The Bishop of Lincoln (not a buddhist but prone to wearing a dress), Dr Kenneth Riches, toured the site and announced, rather pompously, "They have a lot to teach us, at least in the way they live so simply. These people have proved themselves." They're just normal people Bish. Not an alien species from another galaxy and you are not the arbiter against which we judge anything. Right?
This happened so often in this era. The straights came out and said " Hey these kids are alright. They believe in love and peace.' Yeah, well why did you ever think differently? And who are you, again? And why are you not living by such high ideals?
Police chief George Terry said that in future he'd have to reconsider his decision not to let his men patrol inside the site. The misuse of drugs on the site was so great it must be amounting to a threat to society.
Oh do get over yourself. The degree of lack of comprehension about these events was remarkable.
Melody Maker called it one of the most successful of all British Festivals. The News Of The World called it the Great Western Flop. So you pay your money and you take your choice.
From what I can tell, the music was superb but the weather was awful and the vibe from the locals equally so.
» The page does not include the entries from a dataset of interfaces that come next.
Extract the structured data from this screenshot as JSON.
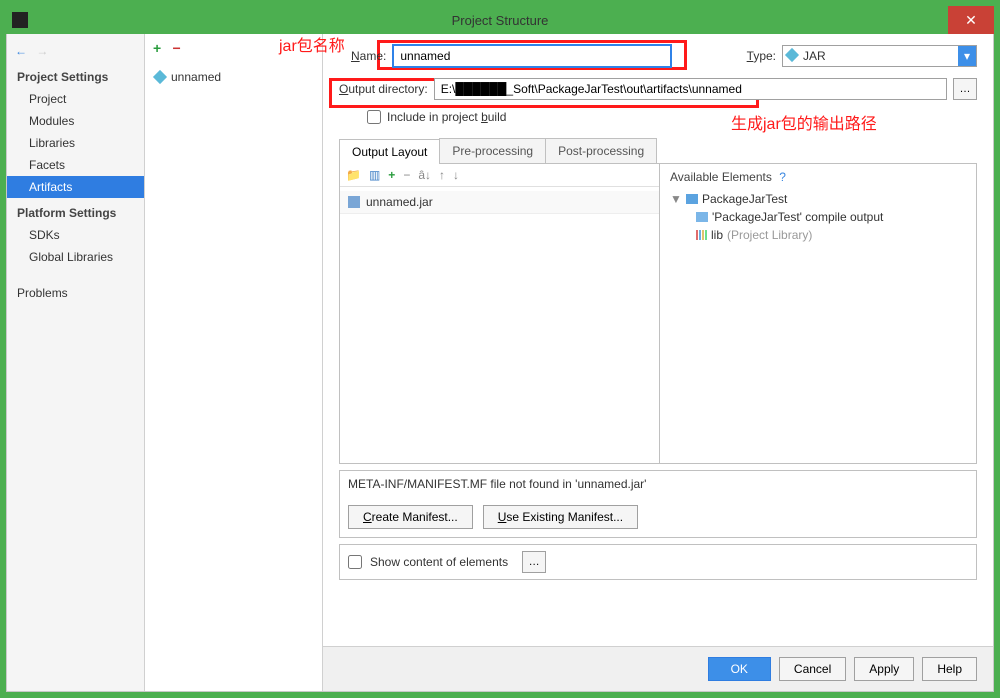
{
  "window": {
    "title": "Project Structure"
  },
  "annotations": {
    "name_label": "jar包名称",
    "output_label": "生成jar包的输出路径"
  },
  "nav": {
    "section1": "Project Settings",
    "items1": [
      "Project",
      "Modules",
      "Libraries",
      "Facets",
      "Artifacts"
    ],
    "section2": "Platform Settings",
    "items2": [
      "SDKs",
      "Global Libraries"
    ],
    "problems": "Problems"
  },
  "artifact_list": {
    "item": "unnamed"
  },
  "form": {
    "name_label": "Name:",
    "name_value": "unnamed",
    "type_label": "Type:",
    "type_value": "JAR",
    "output_label": "Output directory:",
    "output_value": "E:\\██████_Soft\\PackageJarTest\\out\\artifacts\\unnamed",
    "include_label": "Include in project build"
  },
  "tabs": [
    "Output Layout",
    "Pre-processing",
    "Post-processing"
  ],
  "layout": {
    "jar_name": "unnamed.jar",
    "available_header": "Available Elements",
    "tree_root": "PackageJarTest",
    "tree_compile": "'PackageJarTest' compile output",
    "tree_lib": "lib",
    "tree_lib_note": "(Project Library)"
  },
  "manifest": {
    "message": "META-INF/MANIFEST.MF file not found in 'unnamed.jar'",
    "create": "Create Manifest...",
    "use": "Use Existing Manifest..."
  },
  "show_elements": "Show content of elements",
  "footer": {
    "ok": "OK",
    "cancel": "Cancel",
    "apply": "Apply",
    "help": "Help"
  }
}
Oh and just in case you were wondering, needless to say, young people sitting in field in the rain listening to rock music didn't (sadly) overthrow society and replace it with some sort of love and peace nirvana. People just went home, had a hot bath and got on with their lives.